6. Having to ask permission to take time off and/or being paid holiday and sick pay
Contractors should be careful how they manage holidays and time off. They should inform their client when they anticipate not being available to complete the tasks covered by their contract. This should be done as a professional courtesy and to ensure the client’s operations are not inconvenienced because of the contractor’s time off. However, you should never ask for permission to take holidays or time off sick, nor should you accept payment for time off, as this points towards you being controlled by the client and receiving the sort of benefits that the client’s employees receive. That is likely to put you firmly inside IR35.
7. Being named on the client’s organisation chart and having security/network log-ins and/or a client email address and business card
Although it is sometimes necessary to be branded by the client’s identity, and security or logistical reasons require you to have a client network log-in and email account, these should be avoided wherever possible as they suggest you are ‘part and parcel’ of the client’s business, and therefore inside IR35. If you do have to use client’s branding and resources, then it is essential that you can prove other tests of employment, such as control, do not apply, and that you can provide a substitute.
8. Your contract prohibits you from working for other clients

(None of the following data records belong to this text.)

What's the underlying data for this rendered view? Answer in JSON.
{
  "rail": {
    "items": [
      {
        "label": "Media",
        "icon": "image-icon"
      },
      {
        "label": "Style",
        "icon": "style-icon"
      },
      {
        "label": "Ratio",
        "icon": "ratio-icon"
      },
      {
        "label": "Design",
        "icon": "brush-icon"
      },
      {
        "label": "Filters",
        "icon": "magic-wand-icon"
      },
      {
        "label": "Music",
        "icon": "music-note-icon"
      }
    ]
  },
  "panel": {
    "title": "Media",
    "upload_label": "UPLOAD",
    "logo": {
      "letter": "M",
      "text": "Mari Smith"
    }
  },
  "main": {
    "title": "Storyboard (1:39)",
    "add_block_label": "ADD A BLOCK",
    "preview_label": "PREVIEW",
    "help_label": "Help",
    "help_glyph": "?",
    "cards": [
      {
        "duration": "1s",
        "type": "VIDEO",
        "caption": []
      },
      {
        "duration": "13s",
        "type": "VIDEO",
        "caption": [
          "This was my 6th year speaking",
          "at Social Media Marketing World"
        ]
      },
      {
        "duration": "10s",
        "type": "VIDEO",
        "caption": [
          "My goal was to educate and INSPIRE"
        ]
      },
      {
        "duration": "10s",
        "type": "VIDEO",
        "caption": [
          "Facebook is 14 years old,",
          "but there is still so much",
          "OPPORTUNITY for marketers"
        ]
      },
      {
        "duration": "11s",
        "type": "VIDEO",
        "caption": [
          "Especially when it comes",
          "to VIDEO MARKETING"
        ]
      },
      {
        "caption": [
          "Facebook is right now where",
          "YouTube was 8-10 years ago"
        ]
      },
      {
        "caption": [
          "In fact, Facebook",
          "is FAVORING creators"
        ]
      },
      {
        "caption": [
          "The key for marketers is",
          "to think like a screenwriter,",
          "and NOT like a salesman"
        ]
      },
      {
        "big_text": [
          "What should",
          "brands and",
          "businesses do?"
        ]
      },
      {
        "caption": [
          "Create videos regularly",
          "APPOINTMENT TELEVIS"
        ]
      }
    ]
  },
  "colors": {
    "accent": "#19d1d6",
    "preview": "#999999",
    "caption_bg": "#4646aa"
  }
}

If your client insists in the contract that you cannot work for other clients at the same time, this suggests that you are not in business on your own account and are really a disguised employee, and so inside IR35. Get your legal adviser to negotiate out any clauses restricting your business in this way. The only exception is when your client insists you cannot work for any of their competitors for a given time – this is a common feature in business-to-business contracts for services.
9. The client pays for your training
If you allow your client to pay for training, this strongly suggests that you are ‘part and parcel’ of the client’s workforce and a disguised employee. As an independent contractor with a business-to-business ‘contract for services’ with your client, your contractor limited company should pay for all of your own training and development.
10. And finally... getting your yellow vest and being named as the fire warden, after organising the staff Christmas party!
A huge number of contractors fall into the trap of using employee facilities and thereby becoming ‘part and parcel’ of their client’s organisation. This can be so easily done, by taking on seemingly innocuous tasks like becoming the fire warden or organising employee events. Don’t use staff facilities like subsidised canteens or gyms, staff parking or even staff entrances. It might be inconvenient, but make sure you use the visitor’s car park, that you sign in every day, just like a visiting contractor would be expected to, and never, ever organise the Christmas party!